If history is the interpretation of facts by historians, then the past must just be a complex and messy plethora of information. Who then, holds the responsibility of authoring histories, and who decided on the importance of facts? This is dependent on the social context of the society prevalent at the time of interest, as historical facts are only seen through present day eyes. Therefore, it is the responsibility of historians to interpret facts, and present them in a non bias, objective way. However, this is not always the case, as the “historian collects [facts], takes them home and cooks and serves them in whatever style appeals to him”. It therefore follows that basic facts are the raw materials essential to the historian, rather than of history itself. Furthermore, for a fact to be deemed credible or tangible, it must be significant and widely accepted by a multitude of various historians. So then, if a fact is not widely accepted, but is actually true, does this mean it is not part of history?
The interest or social stance of a society at a particular time will heavily influence the presentation of facts as history. For example, it is widely known what fifth-century Greece was like to an Athenian citizen, but little was documented from the perspective of a Persia, Corinthian or Theban. This bias viewpoint highlights the inequality in recording and representation of historical facts. Therefore, can a historian be classed as objective, or will there always be a concern with representing a subjective view of history, no matter how slight? The historical recording process is one of general consensus, and ultimately depends on the power position of those concerned.
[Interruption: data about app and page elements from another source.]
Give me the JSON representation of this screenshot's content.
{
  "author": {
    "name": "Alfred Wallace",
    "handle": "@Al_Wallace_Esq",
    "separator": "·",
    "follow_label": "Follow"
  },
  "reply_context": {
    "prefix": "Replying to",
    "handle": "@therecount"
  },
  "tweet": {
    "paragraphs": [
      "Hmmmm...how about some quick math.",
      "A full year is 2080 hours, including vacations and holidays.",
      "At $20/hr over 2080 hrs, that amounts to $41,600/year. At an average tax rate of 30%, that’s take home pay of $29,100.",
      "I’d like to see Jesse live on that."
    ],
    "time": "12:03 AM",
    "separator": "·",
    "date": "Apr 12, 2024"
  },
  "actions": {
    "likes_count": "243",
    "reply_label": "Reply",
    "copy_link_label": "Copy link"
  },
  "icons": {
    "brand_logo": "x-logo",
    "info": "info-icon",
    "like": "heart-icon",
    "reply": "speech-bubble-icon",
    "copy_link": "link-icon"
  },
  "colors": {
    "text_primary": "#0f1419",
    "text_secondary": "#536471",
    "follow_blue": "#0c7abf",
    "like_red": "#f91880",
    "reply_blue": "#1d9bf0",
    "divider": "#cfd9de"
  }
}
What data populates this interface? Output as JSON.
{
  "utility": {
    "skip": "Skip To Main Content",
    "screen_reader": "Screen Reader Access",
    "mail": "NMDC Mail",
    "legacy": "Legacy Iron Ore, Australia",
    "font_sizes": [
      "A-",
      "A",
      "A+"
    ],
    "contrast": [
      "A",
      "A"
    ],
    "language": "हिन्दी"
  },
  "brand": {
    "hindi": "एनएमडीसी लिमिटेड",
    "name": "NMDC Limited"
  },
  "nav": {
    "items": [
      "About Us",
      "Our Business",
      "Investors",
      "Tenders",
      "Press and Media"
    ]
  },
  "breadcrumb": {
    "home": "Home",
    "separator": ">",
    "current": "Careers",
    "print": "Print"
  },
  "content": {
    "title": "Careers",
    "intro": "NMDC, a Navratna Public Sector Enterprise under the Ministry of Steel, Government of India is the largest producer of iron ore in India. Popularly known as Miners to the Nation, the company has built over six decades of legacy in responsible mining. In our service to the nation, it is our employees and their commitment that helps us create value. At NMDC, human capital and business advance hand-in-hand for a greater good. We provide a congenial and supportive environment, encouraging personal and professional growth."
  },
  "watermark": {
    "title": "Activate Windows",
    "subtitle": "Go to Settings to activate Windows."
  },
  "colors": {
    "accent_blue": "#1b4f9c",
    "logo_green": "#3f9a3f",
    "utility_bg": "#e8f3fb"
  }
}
On the contrary, Positivism is concerned with an objective reality, and seeks to classify the world and historical facts. A central ideology of this approach to history is that the process of documentation should be highly scientific, and therefore rely on objective observations of the world. Which approach is correct or more accepted is difficult to address. Overall, the act of authoring histories is dependent on many factors, and is clearly a difficult process to monitor.